- **Problem details**
Wherever a line of the data contains "Property", copy that line.

(Items from an interface collection)
━━━━━━━━━━━━━━━━━━━━

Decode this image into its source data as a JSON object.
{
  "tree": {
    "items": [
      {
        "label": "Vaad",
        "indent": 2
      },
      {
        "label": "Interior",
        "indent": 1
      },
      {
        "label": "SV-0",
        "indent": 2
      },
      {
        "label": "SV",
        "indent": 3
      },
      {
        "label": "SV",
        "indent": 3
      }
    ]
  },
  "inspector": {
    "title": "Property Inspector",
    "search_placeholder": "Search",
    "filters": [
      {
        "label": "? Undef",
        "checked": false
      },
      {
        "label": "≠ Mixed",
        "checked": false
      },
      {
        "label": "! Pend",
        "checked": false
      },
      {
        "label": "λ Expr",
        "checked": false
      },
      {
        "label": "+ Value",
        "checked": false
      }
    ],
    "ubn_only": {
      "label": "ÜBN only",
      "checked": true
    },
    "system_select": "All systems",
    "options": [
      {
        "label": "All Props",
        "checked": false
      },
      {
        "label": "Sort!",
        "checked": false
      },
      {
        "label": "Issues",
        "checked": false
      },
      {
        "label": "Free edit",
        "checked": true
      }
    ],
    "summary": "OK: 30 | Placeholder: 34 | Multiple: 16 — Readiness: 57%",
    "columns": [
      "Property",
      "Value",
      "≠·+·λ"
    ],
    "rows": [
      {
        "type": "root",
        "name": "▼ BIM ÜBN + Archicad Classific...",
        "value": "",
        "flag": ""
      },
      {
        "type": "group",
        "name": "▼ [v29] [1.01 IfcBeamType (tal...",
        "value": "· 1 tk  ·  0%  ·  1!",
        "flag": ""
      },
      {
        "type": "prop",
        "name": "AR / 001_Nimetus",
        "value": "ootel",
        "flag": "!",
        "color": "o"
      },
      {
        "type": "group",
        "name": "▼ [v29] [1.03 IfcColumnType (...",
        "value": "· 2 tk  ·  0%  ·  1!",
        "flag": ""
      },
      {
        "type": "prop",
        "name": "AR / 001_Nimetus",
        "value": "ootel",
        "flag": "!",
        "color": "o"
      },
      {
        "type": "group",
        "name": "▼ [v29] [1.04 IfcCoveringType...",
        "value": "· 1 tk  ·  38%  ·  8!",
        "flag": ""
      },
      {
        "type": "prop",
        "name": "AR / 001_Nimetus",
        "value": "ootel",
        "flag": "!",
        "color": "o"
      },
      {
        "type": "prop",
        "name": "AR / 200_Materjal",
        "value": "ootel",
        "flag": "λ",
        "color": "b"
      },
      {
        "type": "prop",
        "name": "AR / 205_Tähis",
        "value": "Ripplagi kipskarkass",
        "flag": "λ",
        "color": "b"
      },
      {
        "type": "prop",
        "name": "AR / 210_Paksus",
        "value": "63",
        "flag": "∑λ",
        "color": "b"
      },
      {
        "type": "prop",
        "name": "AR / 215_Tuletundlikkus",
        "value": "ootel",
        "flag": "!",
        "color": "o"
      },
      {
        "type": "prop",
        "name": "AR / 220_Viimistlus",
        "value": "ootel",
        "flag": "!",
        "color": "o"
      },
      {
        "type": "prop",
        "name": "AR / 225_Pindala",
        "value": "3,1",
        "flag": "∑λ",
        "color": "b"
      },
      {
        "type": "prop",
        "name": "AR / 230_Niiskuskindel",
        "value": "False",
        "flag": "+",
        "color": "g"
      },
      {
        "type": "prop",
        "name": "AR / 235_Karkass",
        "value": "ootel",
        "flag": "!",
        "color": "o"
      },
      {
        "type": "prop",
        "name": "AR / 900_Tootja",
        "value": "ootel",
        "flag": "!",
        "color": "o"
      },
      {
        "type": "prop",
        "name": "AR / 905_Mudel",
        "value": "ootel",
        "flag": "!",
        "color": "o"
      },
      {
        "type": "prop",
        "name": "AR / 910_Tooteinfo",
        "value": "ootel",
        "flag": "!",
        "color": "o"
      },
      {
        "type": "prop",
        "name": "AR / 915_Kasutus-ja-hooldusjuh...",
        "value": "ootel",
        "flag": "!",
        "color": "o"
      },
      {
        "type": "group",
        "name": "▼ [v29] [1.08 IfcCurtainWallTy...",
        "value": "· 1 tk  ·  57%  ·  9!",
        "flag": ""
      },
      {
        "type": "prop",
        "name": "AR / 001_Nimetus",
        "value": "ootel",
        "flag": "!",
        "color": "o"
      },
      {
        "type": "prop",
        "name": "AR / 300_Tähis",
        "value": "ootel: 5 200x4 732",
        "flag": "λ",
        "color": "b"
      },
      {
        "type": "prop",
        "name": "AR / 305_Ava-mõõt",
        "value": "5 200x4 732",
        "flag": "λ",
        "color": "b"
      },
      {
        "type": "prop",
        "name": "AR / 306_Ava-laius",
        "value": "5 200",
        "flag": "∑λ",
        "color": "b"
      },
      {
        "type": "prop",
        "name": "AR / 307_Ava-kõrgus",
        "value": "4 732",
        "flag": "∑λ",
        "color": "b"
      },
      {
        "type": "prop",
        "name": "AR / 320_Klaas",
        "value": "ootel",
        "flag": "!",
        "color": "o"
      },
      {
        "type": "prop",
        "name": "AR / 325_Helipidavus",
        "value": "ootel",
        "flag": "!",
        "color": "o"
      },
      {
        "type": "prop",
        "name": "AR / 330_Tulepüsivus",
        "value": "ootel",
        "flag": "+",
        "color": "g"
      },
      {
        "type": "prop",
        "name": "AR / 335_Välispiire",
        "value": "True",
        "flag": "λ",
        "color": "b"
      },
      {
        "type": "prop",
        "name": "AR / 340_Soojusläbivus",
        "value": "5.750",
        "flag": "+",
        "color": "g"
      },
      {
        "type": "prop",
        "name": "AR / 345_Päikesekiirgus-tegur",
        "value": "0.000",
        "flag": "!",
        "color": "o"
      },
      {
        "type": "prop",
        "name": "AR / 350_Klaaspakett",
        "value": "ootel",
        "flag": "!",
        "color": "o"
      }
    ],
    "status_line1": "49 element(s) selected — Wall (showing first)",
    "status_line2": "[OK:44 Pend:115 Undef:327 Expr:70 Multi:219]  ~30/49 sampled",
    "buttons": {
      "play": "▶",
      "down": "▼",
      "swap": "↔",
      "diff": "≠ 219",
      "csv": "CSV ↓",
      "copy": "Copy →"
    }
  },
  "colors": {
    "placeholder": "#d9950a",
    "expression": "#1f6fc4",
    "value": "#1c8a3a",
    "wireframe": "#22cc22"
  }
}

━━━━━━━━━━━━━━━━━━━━

- **Exercise output**
    "title": "Property Inspector",
      "Property",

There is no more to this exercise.